__Requirement__
Look through the listing below and report the lines that have the word "this" in them.

========

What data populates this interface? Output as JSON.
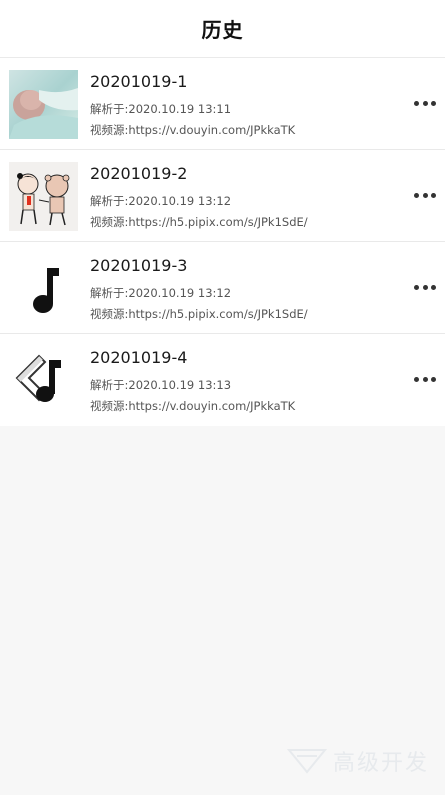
{
  "header": {
    "title": "历史"
  },
  "items": [
    {
      "name": "20201019-1",
      "parsed": "解析于:2020.10.19 13:11",
      "source": "视频源:https://v.douyin.com/JPkkaTK",
      "thumb": "baby-photo"
    },
    {
      "name": "20201019-2",
      "parsed": "解析于:2020.10.19 13:12",
      "source": "视频源:https://h5.pipix.com/s/JPk1SdE/",
      "thumb": "cartoon-figures"
    },
    {
      "name": "20201019-3",
      "parsed": "解析于:2020.10.19 13:12",
      "source": "视频源:https://h5.pipix.com/s/JPk1SdE/",
      "thumb": "music-note-icon"
    },
    {
      "name": "20201019-4",
      "parsed": "解析于:2020.10.19 13:13",
      "source": "视频源:https://v.douyin.com/JPkkaTK",
      "thumb": "tiktok-logo-icon"
    }
  ],
  "watermark": {
    "text": "高级开发"
  },
  "colors": {
    "background": "#f7f7f7",
    "card": "#ffffff",
    "text_primary": "#1a1a1a",
    "text_secondary": "#555555"
  }
}
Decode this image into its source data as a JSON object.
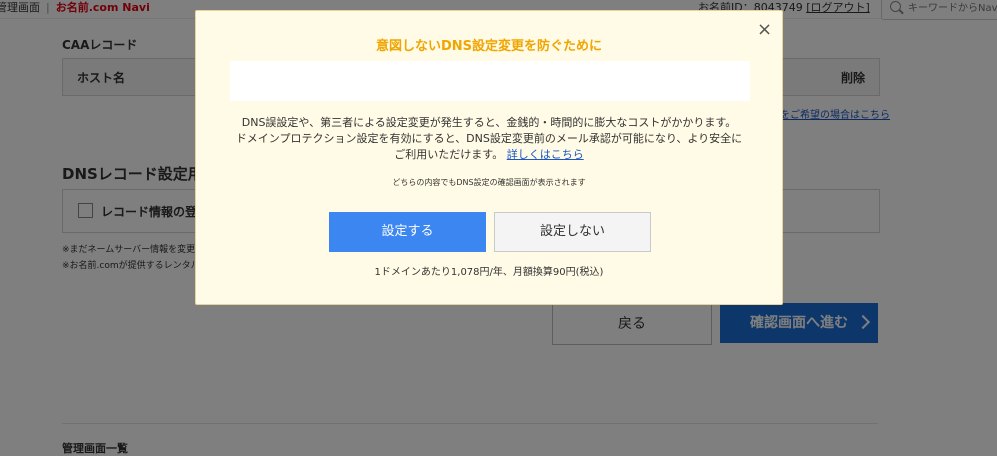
{
  "topbar": {
    "admin_label": "管理画面",
    "separator": "|",
    "brand": "お名前.com Navi",
    "account_label": "お名前ID：8043749",
    "logout": "[ログアウト]",
    "search_placeholder": "キーワードからNavi内"
  },
  "caa": {
    "heading": "CAAレコード",
    "col_host": "ホスト名",
    "col_delete": "削除",
    "hint_link": "をご希望の場合はこちら"
  },
  "dns": {
    "heading": "DNSレコード設定用ネ",
    "checkbox_label": "レコード情報の登録",
    "note1": "※まだネームサーバー情報を変更さ",
    "note2": "※お名前.comが提供するレンタル"
  },
  "actions": {
    "back": "戻る",
    "next": "確認画面へ進む"
  },
  "footer": {
    "admin_list": "管理画面一覧"
  },
  "modal": {
    "close": "×",
    "title": "意図しないDNS設定変更を防ぐために",
    "body_line1": "DNS誤設定や、第三者による設定変更が発生すると、金銭的・時間的に膨大なコストがかかります。",
    "body_line2": "ドメインプロテクション設定を有効にすると、DNS設定変更前のメール承認が可能になり、より安全に",
    "body_line3": "ご利用いただけます。",
    "details_link": "詳しくはこちら",
    "small_note": "どちらの内容でもDNS設定の確認画面が表示されます",
    "btn_set": "設定する",
    "btn_no": "設定しない",
    "price": "1ドメインあたり1,078円/年、月額換算90円(税込)"
  },
  "colors": {
    "title_accent": "#f0a500",
    "primary_button": "#3b86f0",
    "next_button": "#1b6fd6",
    "modal_bg": "#fffbe6",
    "brand": "#e60012"
  }
}
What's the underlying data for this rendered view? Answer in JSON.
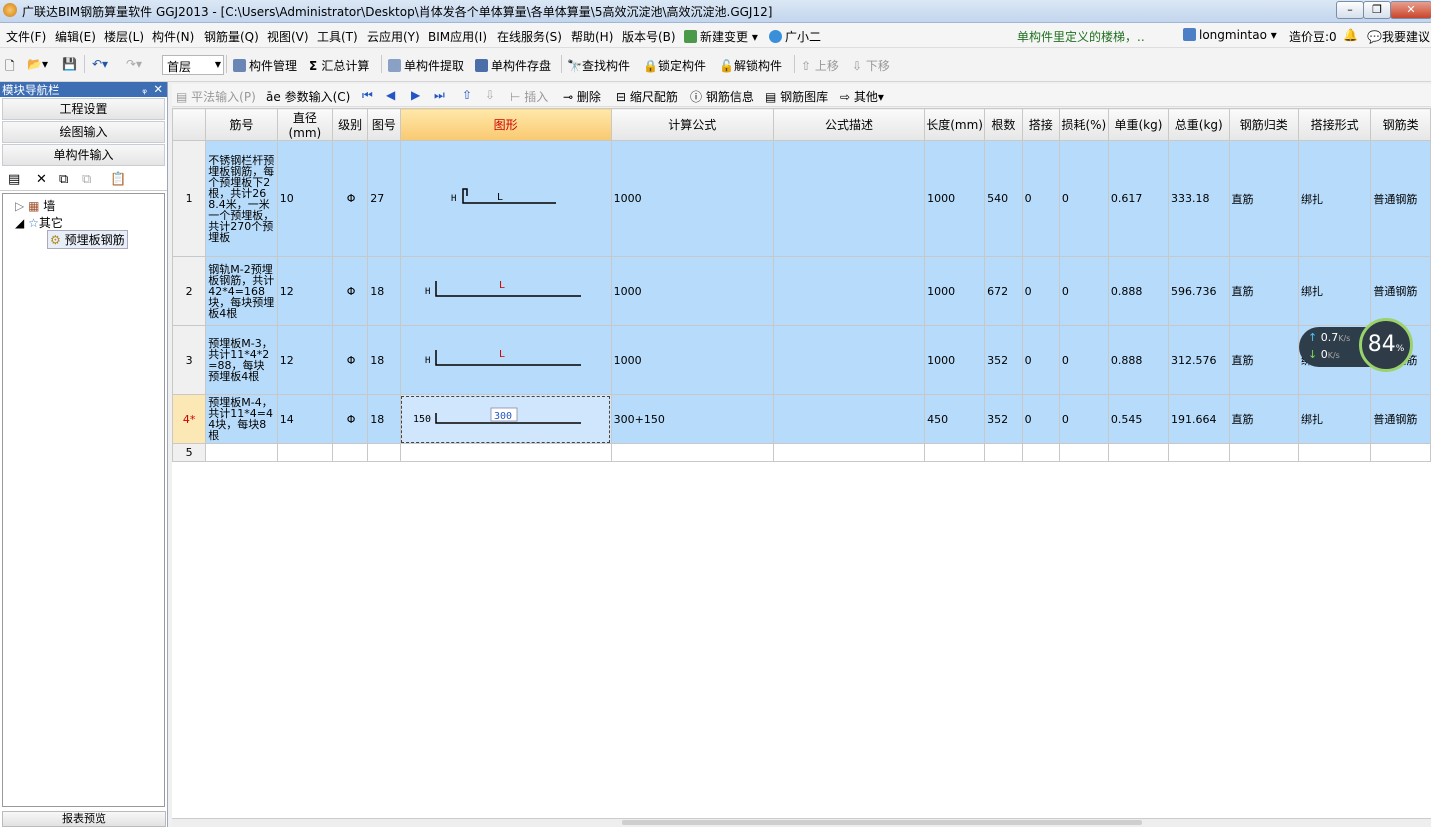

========

__Solution__
What data populates this interface? Output as JSON.
Decode this image into its source data as a JSON object.
What's the underlying data for this rendered view? Answer in JSON.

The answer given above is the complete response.